1 Cor 9:16-17 For if I preach the gospel, I have nothing to boast of, for necessity is laid upon me; yes, woe is me if I do not preach the gospel! 17 For if I do this willingly, I have a reward; but if against my will, I have been entrusted with a stewardship.
“Thank God every morning when you get up that you have something to do that day which must be done, whether you like it or not. Being forced to work and forced to do your best will breed in you temperance, self-control, diligence, strength of will, content, and a hundred virtues which the idle will never know.” Charles Kingsley
Wikipedia: Charles Kingsley (12 June 1819 – 23 January 1875) was a broad church priest of the Church of England, a university professor, historian and novelist. He is particularly associated with the West Country and northeast Hampshire. He was a friend and correspondent with Charles Darwin. He was sympathetic to the idea of evolution and was one of the first to welcome Charles Darwin’s book On the Origin of Species. He had been sent an advance review copy and in his response of 18 November 1859 (four days before the book went on sale) stated that he had “long since, from watching the crossing of domesticated animals and plants, learnt to disbelieve the dogma of the permanence of species.” Once again a man trying to help humanity. Kingsley’s concern for social reform is illustrated in his classic, The Water-Babies, A Fairy Tale for a Land Baby (1863), a tale about a chimney sweep,

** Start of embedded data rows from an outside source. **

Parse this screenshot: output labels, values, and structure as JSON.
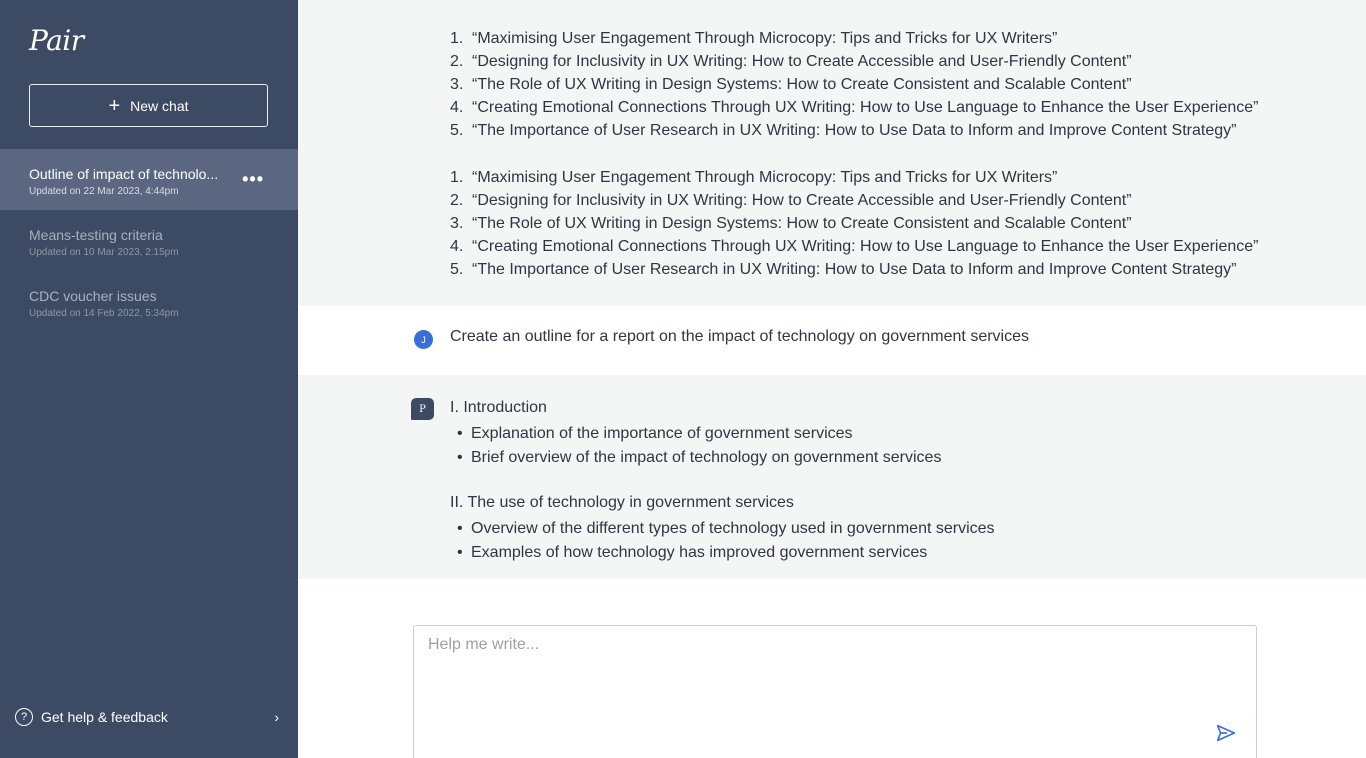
{
  "sidebar": {
    "logo": "Pair",
    "new_chat_label": "New chat",
    "chats": [
      {
        "title": "Outline of impact of technolo...",
        "date": "Updated on 22 Mar 2023, 4:44pm"
      },
      {
        "title": "Means-testing criteria",
        "date": "Updated on 10 Mar 2023, 2:15pm"
      },
      {
        "title": "CDC voucher issues",
        "date": "Updated on 14 Feb 2022, 5:34pm"
      }
    ],
    "more_glyph": "•••",
    "help_label": "Get help & feedback"
  },
  "conversation": {
    "list_a": [
      "“Maximising User Engagement Through Microcopy: Tips and Tricks for UX Writers”",
      "“Designing for Inclusivity in UX Writing: How to Create Accessible and User-Friendly Content”",
      "“The Role of UX Writing in Design Systems: How to Create Consistent and Scalable Content”",
      "“Creating Emotional Connections Through UX Writing: How to Use Language to Enhance the User Experience”",
      "“The Importance of User Research in UX Writing: How to Use Data to Inform and Improve Content Strategy”"
    ],
    "list_b": [
      "“Maximising User Engagement Through Microcopy: Tips and Tricks for UX Writers”",
      "“Designing for Inclusivity in UX Writing: How to Create Accessible and User-Friendly Content”",
      "“The Role of UX Writing in Design Systems: How to Create Consistent and Scalable Content”",
      "“Creating Emotional Connections Through UX Writing: How to Use Language to Enhance the User Experience”",
      "“The Importance of User Research in UX Writing: How to Use Data to Inform and Improve Content Strategy”"
    ],
    "list_numbers": [
      "1.",
      "2.",
      "3.",
      "4.",
      "5."
    ],
    "user_avatar": "J",
    "user_message": "Create an outline for a report on the impact of technology on government services",
    "assistant_avatar": "P",
    "section1_heading": "I. Introduction",
    "section1_bullets": [
      "Explanation of the importance of government services",
      "Brief overview of the impact of technology on government services"
    ],
    "section2_heading": "II. The use of technology in government services",
    "section2_bullets": [
      "Overview of the different types of technology used in government services",
      "Examples of how technology has improved government services"
    ]
  },
  "composer": {
    "placeholder": "Help me write..."
  },
  "colors": {
    "sidebar_bg": "#3d4a63",
    "active_item_bg": "#5b6781",
    "accent_blue": "#3a6fd8"
  }
}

“Out of the shame of my coward heart, Out of my night of defeat, Lift me, O God, to the battle again; Cover my bitter retreat! Out of despising my weakness and rout, Out of Thy love for my soul, Purge me, oh purge, with Thy hyssop, dear Christ, Give me my spirit made whole! Beaten, but still undefeated, I pray, Thou of unconquerable hand, Reach me my poor broken saber again; I pledge thee to die or to stand! By the wonder of Heaven’s forgiveness, By the lovely lure of Thy light, By Thy Spirit of victory eternal God fling me again to the fight!” Ralph Cushman

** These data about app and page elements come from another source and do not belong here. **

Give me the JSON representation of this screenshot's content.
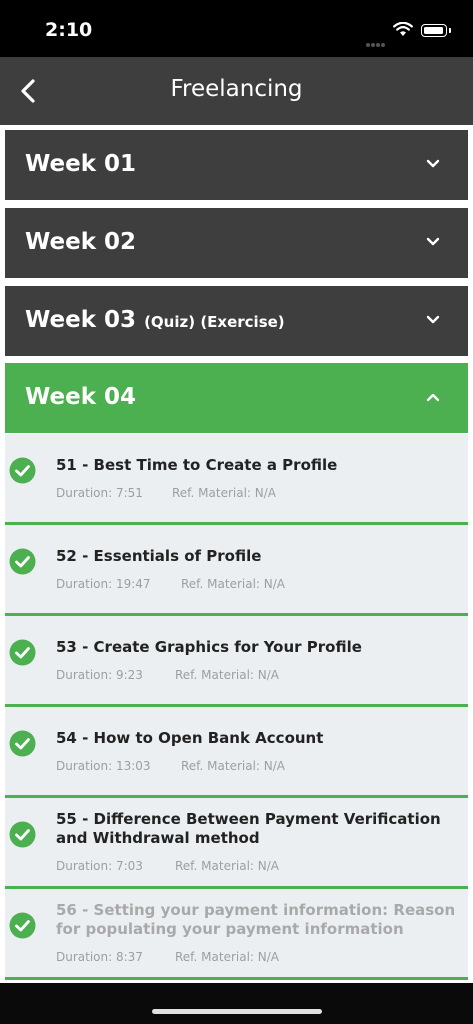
{
  "status": {
    "time": "2:10"
  },
  "nav": {
    "title": "Freelancing"
  },
  "weeks": [
    {
      "label": "Week 01",
      "tags": "",
      "expanded": false
    },
    {
      "label": "Week 02",
      "tags": "",
      "expanded": false
    },
    {
      "label": "Week 03",
      "tags": "(Quiz) (Exercise)",
      "expanded": false
    },
    {
      "label": "Week 04",
      "tags": "",
      "expanded": true
    }
  ],
  "lessons": [
    {
      "title": "51 - Best Time to Create a Profile",
      "duration": "Duration: 7:51",
      "ref": "Ref. Material: N/A",
      "completed": true
    },
    {
      "title": "52 - Essentials of Profile",
      "duration": "Duration: 19:47",
      "ref": "Ref. Material: N/A",
      "completed": true
    },
    {
      "title": "53 - Create Graphics for Your Profile",
      "duration": "Duration: 9:23",
      "ref": "Ref. Material: N/A",
      "completed": true
    },
    {
      "title": "54 - How to Open Bank Account",
      "duration": "Duration: 13:03",
      "ref": "Ref. Material: N/A",
      "completed": true
    },
    {
      "title": "55 - Difference Between Payment Verification and Withdrawal method",
      "duration": "Duration: 7:03",
      "ref": "Ref. Material: N/A",
      "completed": true
    },
    {
      "title": "56 - Setting your payment information: Reason for populating your payment information",
      "duration": "Duration: 8:37",
      "ref": "Ref. Material: N/A",
      "completed": true
    }
  ],
  "colors": {
    "accent": "#4caf50",
    "header": "#3e3e3e",
    "lesson_bg": "#eceff1"
  }
}
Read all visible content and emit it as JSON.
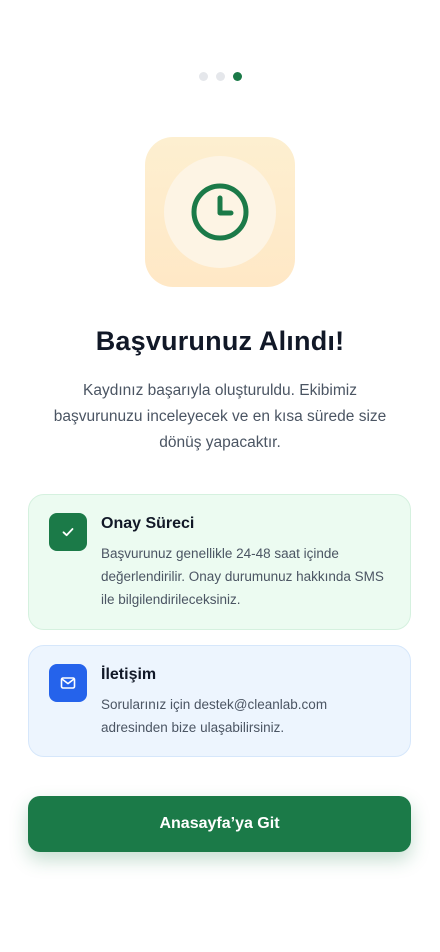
{
  "pager": {
    "count": 3,
    "active_index": 2
  },
  "hero": {
    "icon": "clock-icon"
  },
  "title": "Başvurunuz Alındı!",
  "subtitle": "Kaydınız başarıyla oluşturuldu. Ekibimiz başvurunuzu inceleyecek ve en kısa sürede size dönüş yapacaktır.",
  "cards": [
    {
      "icon": "check-icon",
      "title": "Onay Süreci",
      "text": "Başvurunuz genellikle 24-48 saat içinde değerlendirilir. Onay durumunuz hakkında SMS ile bilgilendirileceksiniz."
    },
    {
      "icon": "mail-icon",
      "title": "İletişim",
      "text": "Sorularınız için destek@cleanlab.com adresinden bize ulaşabilirsiniz."
    }
  ],
  "cta": {
    "label": "Anasayfa’ya Git"
  },
  "colors": {
    "primary": "#1b7a48",
    "info": "#2563eb",
    "hero_bg": "#fdefd0"
  }
}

John 15:14-15 You are My friends if you do whatever I command you. 15 No longer do I call you servants, for a servant does not know what his master is doing; but I have called you friends, for all things that I heard from My Father I have made known to you.

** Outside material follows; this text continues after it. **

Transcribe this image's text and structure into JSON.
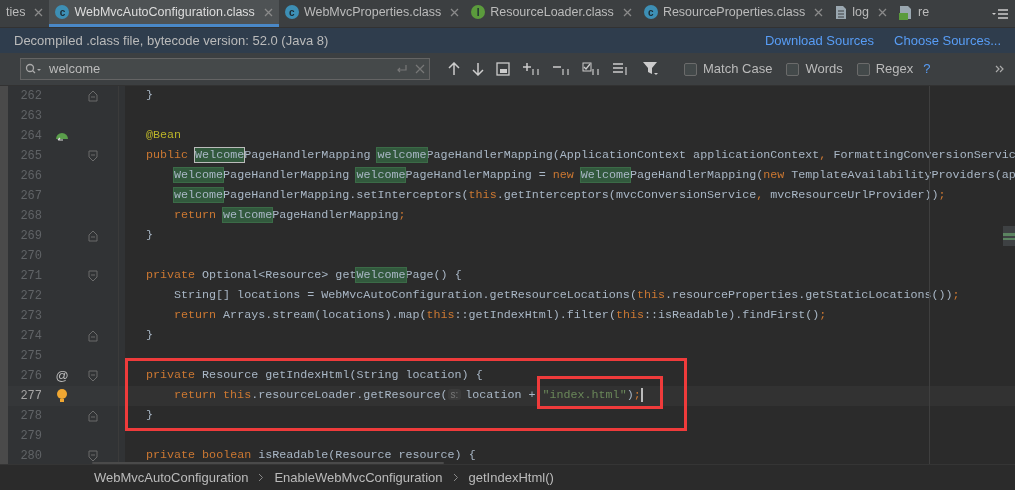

“Is not the failure of many “good” church members to get joy out of their religion the result of holding Jesus at a distance through unreadiness to sympathize with his world program? “Lo, I am with you always” is the assurance of the Great Friend, but the promise is conditioned upon acceptance of the stewardship of the Great Commission.” Ralph Cushman
Matt 28:19-20 Go therefore and make disciples of all the nations, baptizing them in the name of the Father and of the Son and of the Holy Spirit, 20 teaching them to observe all things that I have commanded you; and lo, I am with you always, even to the end of the age.” Amen.
“Set us afire, Lord, Stir us, we pray. While the world perishes, We go our way, Purposeless, passionless, Day after day. Set us a fire, Lord Stir us, we pray.” Ralph Cushman
“O Lord, renew our spirits and draw our hearts unto thyself that our work may not be to us a burden, but a delight; and give us such a mighty love to thee as may sweeten all our obedience. Oh, let us not serve thee with the spirit of bondage as slaves, but with the cheerfulness and gladness of children, delighting ourselves in thee, and rejoicing in thy work.” Benjamin Jenks
He was the author of “Prayers and offices of devotion for families, and for particular persons, upon most occasions” 1822.